In principle, people of moral fiber and legal solvency qualify after 10 years’ consecutive stay – half that if you are deemed to have “contributed to Japan.” For those with Japanese spouses or descendants (“Nikkei” Brazilians, for example), three to five consecutive years are traditionally sufficient.
That’s pretty long. The world’s most famous PR, the U.S. “green card,” only requires two years with an American spouse, three years’ continuous residency without.
Still, record numbers of non-Japanese are applying. The population of immigrants with PR has increased about 15 percent annually since 2002. That means as of 2007, “newcomer” PRs probably outnumber the “Zainichi” Special PRs (the Japan-born “foreigners” of Korean, Chinese, etc. descent) for the first time in history.
At these growth rates, by 2010 Japan will have a million PRs of any nationality – close to half the registered non-Japanese population will be permitted to stay forever.
But I wonder if Japan’s mandarins now feel PRs have reached “carrying capacity” and have started throwing up more hurdles.
Wise up, Immigration, and help Japan face its future.
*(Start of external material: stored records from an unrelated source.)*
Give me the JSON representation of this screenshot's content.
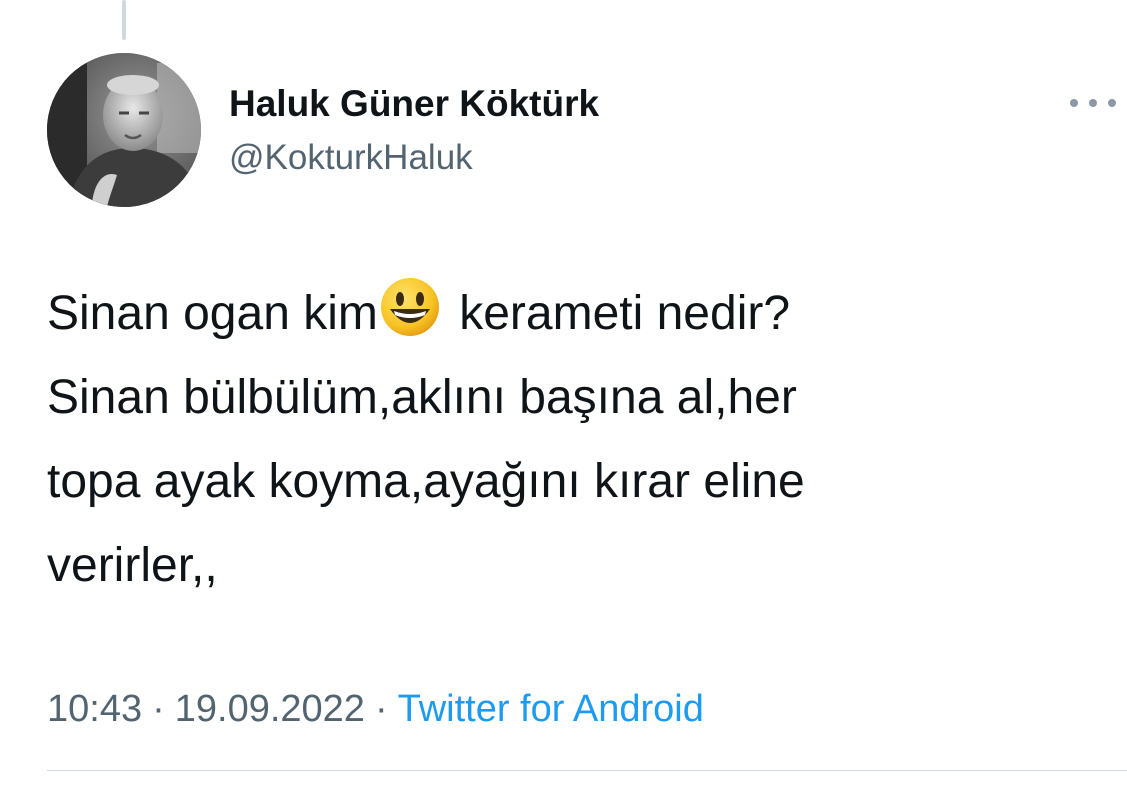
{
  "author": {
    "display_name": "Haluk Güner Köktürk",
    "handle": "@KokturkHaluk",
    "avatar_icon": "profile-photo"
  },
  "more_icon": "more-dots-icon",
  "tweet": {
    "line1_before": "Sinan ogan kim",
    "line1_emoji": "grinning-face-emoji",
    "line1_after": " kerameti nedir?",
    "line2": "Sinan bülbülüm,aklını başına al,her",
    "line3": "topa ayak koyma,ayağını kırar eline",
    "line4": "verirler,,"
  },
  "meta": {
    "time": "10:43",
    "separator": "·",
    "date": "19.09.2022",
    "source": "Twitter for Android"
  },
  "colors": {
    "text": "#0f1419",
    "secondary": "#536471",
    "link": "#1d9bf0",
    "divider": "#cfd9de"
  }
}
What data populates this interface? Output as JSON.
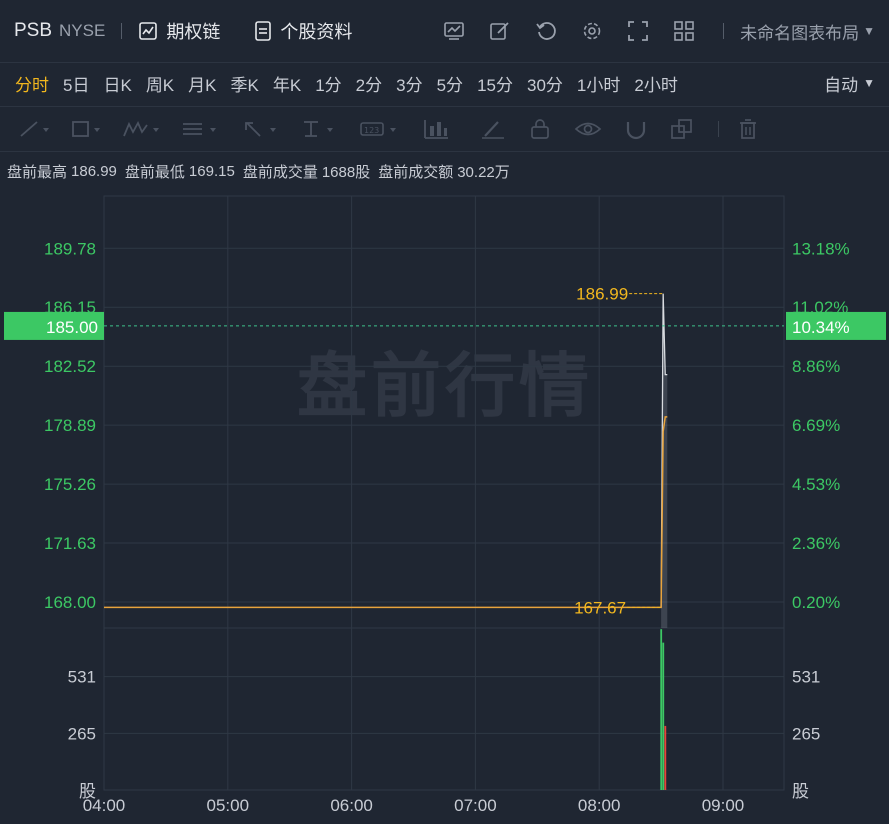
{
  "header": {
    "symbol": "PSB",
    "exchange": "NYSE",
    "options_chain": "期权链",
    "stock_info": "个股资料",
    "layout_name": "未命名图表布局"
  },
  "periods": [
    "分时",
    "5日",
    "日K",
    "周K",
    "月K",
    "季K",
    "年K",
    "1分",
    "2分",
    "3分",
    "5分",
    "15分",
    "30分",
    "1小时",
    "2小时"
  ],
  "active_period": 0,
  "auto_label": "自动",
  "info": {
    "high_label": "盘前最高",
    "high": "186.99",
    "low_label": "盘前最低",
    "low": "169.15",
    "vol_label": "盘前成交量",
    "vol": "1688股",
    "amt_label": "盘前成交额",
    "amt": "30.22万"
  },
  "watermark": "盘前行情",
  "colors": {
    "up": "#3cc864",
    "down": "#e8443a",
    "price_line": "#e8a33c",
    "accent": "#f2b71e",
    "grid": "#2f3845"
  },
  "chart_data": {
    "type": "line",
    "price_axis": {
      "left_ticks": [
        "189.78",
        "186.15",
        "182.52",
        "178.89",
        "175.26",
        "171.63",
        "168.00"
      ],
      "right_ticks": [
        "13.18%",
        "11.02%",
        "8.86%",
        "6.69%",
        "4.53%",
        "2.36%",
        "0.20%"
      ],
      "ylim": [
        166.4,
        193.0
      ]
    },
    "current_price": "185.00",
    "current_pct": "10.34%",
    "max_marker": "186.99",
    "min_marker": "167.67",
    "time_axis": [
      "04:00",
      "05:00",
      "06:00",
      "07:00",
      "08:00",
      "09:00"
    ],
    "price_series": [
      [
        "04:00",
        167.67
      ],
      [
        "08:30",
        167.67
      ],
      [
        "08:31",
        178.5
      ],
      [
        "08:32",
        179.4
      ],
      [
        "08:33",
        179.4
      ]
    ],
    "high_series": [
      [
        "08:30",
        167.67
      ],
      [
        "08:31",
        186.99
      ],
      [
        "08:32",
        182.0
      ],
      [
        "08:33",
        182.0
      ]
    ],
    "volume_axis": {
      "ticks": [
        "531",
        "265"
      ],
      "unit": "股",
      "ylim": [
        0,
        796
      ]
    },
    "volume": [
      {
        "t": "08:30",
        "v": 753,
        "dir": "up"
      },
      {
        "t": "08:31",
        "v": 690,
        "dir": "up"
      },
      {
        "t": "08:32",
        "v": 300,
        "dir": "down"
      }
    ]
  }
}
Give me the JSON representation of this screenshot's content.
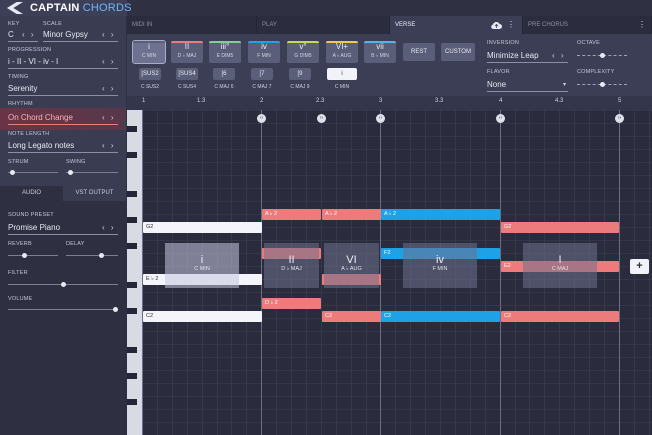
{
  "app": {
    "logo_main": "CAPTAIN",
    "logo_sub": "CHORDS"
  },
  "left": {
    "key_label": "KEY",
    "key_value": "C",
    "scale_label": "SCALE",
    "scale_value": "Minor Gypsy",
    "progression_label": "PROGRESSION",
    "progression_value": "i - II - VI - iv - I",
    "timing_label": "TIMING",
    "timing_value": "Serenity",
    "rhythm_label": "RHYTHM",
    "rhythm_value": "On Chord Change",
    "note_length_label": "NOTE LENGTH",
    "note_length_value": "Long Legato notes",
    "strum_label": "STRUM",
    "swing_label": "SWING",
    "arrows": "‹ ›",
    "tab_audio": "AUDIO",
    "tab_vst": "VST OUTPUT",
    "sound_preset_label": "SOUND PRESET",
    "sound_preset_value": "Promise Piano",
    "reverb_label": "REVERB",
    "delay_label": "DELAY",
    "filter_label": "FILTER",
    "volume_label": "VOLUME",
    "strum_level": 0.05,
    "swing_level": 0.05,
    "reverb_level": 0.3,
    "delay_level": 0.7,
    "filter_level": 0.5,
    "volume_level": 1.0
  },
  "sections": [
    {
      "label": "MIDI IN"
    },
    {
      "label": "PLAY"
    },
    {
      "label": "VERSE"
    },
    {
      "label": "PRE CHORUS"
    }
  ],
  "palette": {
    "chords": [
      {
        "num": "i",
        "name": "C MIN",
        "color": "#5b5e78"
      },
      {
        "num": "II",
        "name": "D ♭ MAJ",
        "color": "#ee7b7b"
      },
      {
        "num": "iii°",
        "name": "E DIM5",
        "color": "#7ed08a"
      },
      {
        "num": "iv",
        "name": "F MIN",
        "color": "#1ea1e6"
      },
      {
        "num": "v°",
        "name": "G DIM5",
        "color": "#c4d85c"
      },
      {
        "num": "VI+",
        "name": "A ♭ AUG",
        "color": "#f2c84b"
      },
      {
        "num": "vii",
        "name": "B ♭ MIN",
        "color": "#4fb6e8"
      }
    ],
    "rest": "REST",
    "custom": "CUSTOM",
    "extensions": [
      {
        "label": "[SUS2",
        "name": "C SUS2"
      },
      {
        "label": "[SUS4",
        "name": "C SUS4"
      },
      {
        "label": "[6",
        "name": "C MAJ 6"
      },
      {
        "label": "[7",
        "name": "C MAJ 7"
      },
      {
        "label": "[9",
        "name": "C MAJ 9"
      },
      {
        "label": "i",
        "name": "C MIN"
      }
    ],
    "inversion_label": "INVERSION",
    "inversion_value": "Minimize Leap",
    "flavor_label": "FLAVOR",
    "flavor_value": "None",
    "octave_label": "OCTAVE",
    "complexity_label": "COMPLEXITY",
    "octave_level": 0.5,
    "complexity_level": 0.5
  },
  "ruler": {
    "ticks": [
      "1",
      "1.3",
      "2",
      "2.3",
      "3",
      "3.3",
      "4",
      "4.3",
      "5"
    ]
  },
  "notes": [
    {
      "label": "G2",
      "color": "white"
    },
    {
      "label": "A ♭ 2",
      "color": "red"
    },
    {
      "label": "A ♭ 2",
      "color": "red"
    },
    {
      "label": "A ♭ 2",
      "color": "blue"
    },
    {
      "label": "G2",
      "color": "red"
    },
    {
      "label": "F2",
      "color": "blue"
    },
    {
      "label": "E ♭ 2",
      "color": "white"
    },
    {
      "label": "E2",
      "color": "red"
    },
    {
      "label": "D ♭ 2",
      "color": "red"
    },
    {
      "label": "C2",
      "color": "white"
    },
    {
      "label": "C2",
      "color": "red"
    },
    {
      "label": "C2",
      "color": "blue"
    },
    {
      "label": "C2",
      "color": "red"
    }
  ],
  "chord_blocks": [
    {
      "num": "i",
      "name": "C MIN"
    },
    {
      "num": "II",
      "name": "D ♭ MAJ"
    },
    {
      "num": "VI",
      "name": "A ♭ AUG"
    },
    {
      "num": "iv",
      "name": "F MIN"
    },
    {
      "num": "I",
      "name": "C MAJ"
    }
  ],
  "plus": "+",
  "icons": {
    "cloud": "cloud-upload-icon",
    "kebab": "more-vert-icon",
    "arrows": "chevron-lr-icon"
  }
}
We need more people to stay on and pay into our aging society and groaning pension system.
Remember, non-Japanese do have a choice: They can either help bail the water from our listing ship, or bail out altogether.